Why should the visitor want to hear from you? Of course we all want to expand our databases so that we can market to them in future, but you still need to offer them something. It doesn’t have to be a giveaway, but it needs to be valuable to them. (Games/competitions/educational pieces all work really well).

If you have the money to invest, Augmented Reality or even better Virtual Reality, is out there. I’m just not sure, personally, how great they are at fulfilling more than an experience. AR has the benefit of being able to be viewed again outside the show environment, so people who didn’t make it to the show can also have an experience, but it’s still limited. These type of experiences only allow one person to use the device at any time (Oculus headset or iPad pre-loaded). The headsets require wiping down between visitors (And seriously, as a visitor, if I wasn’t thinking of germs before…. I am now!). Did I mention it’s expensive? You can do it on the cheap, but it will look and feel that way so my advice is to skip it unless you’re going to go all out.

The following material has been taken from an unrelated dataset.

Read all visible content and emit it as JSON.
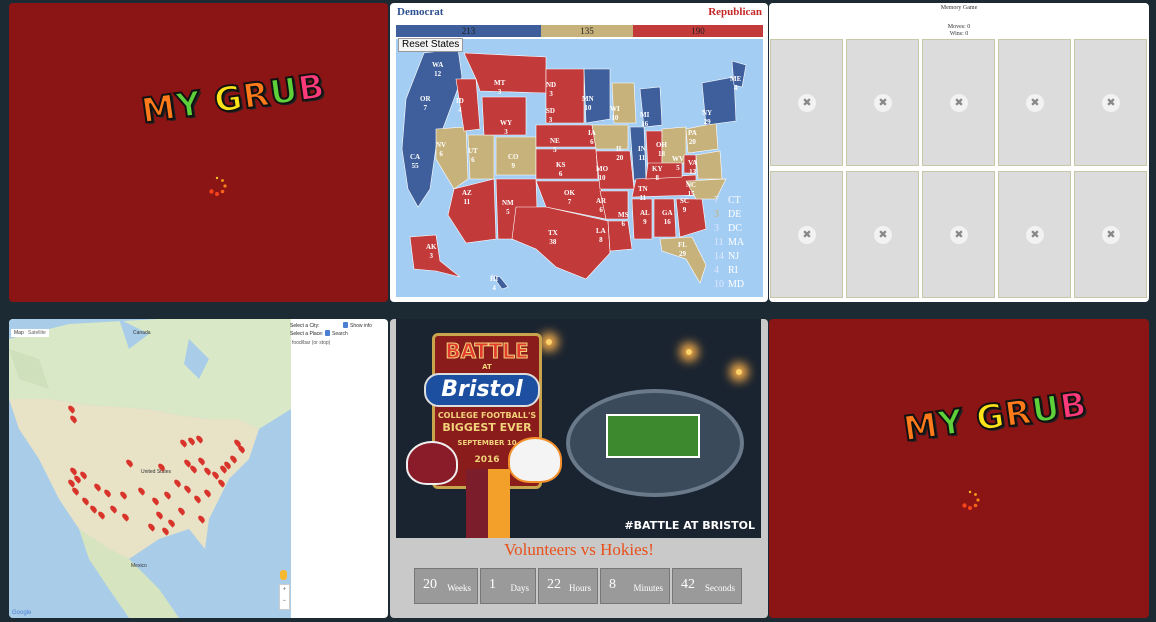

Touch screens are my go-to at the moment. Pretty much everyone owns one (hello humble iPhone) and you can create almost anything you can imagine. The challenge with these is the user experience. There is no point throwing everything in there and replicating your website. You need to think about the journey your the person using it will take. If people can’t navigate around it easily, they won’t use it.

A lot of the solutions I have done in the past have been simplified for the show floor and if a team want to use it outside of an event they can add more content or change it to suit. It’s a really flexible way of working that helps you track data in the background.

It can take a little more thought to map out the customer journey, but this is where real success stems so I always want to include this at the same time as design discussions. If you know how you will engage customers and how they will interact with your brand, suddenly the design falls into place and you don’t get left with a layout that’s working against you. Your stand builder will know what works and what doesn’t. Use them as a resource! I’m always happy to chat if you want another opinion.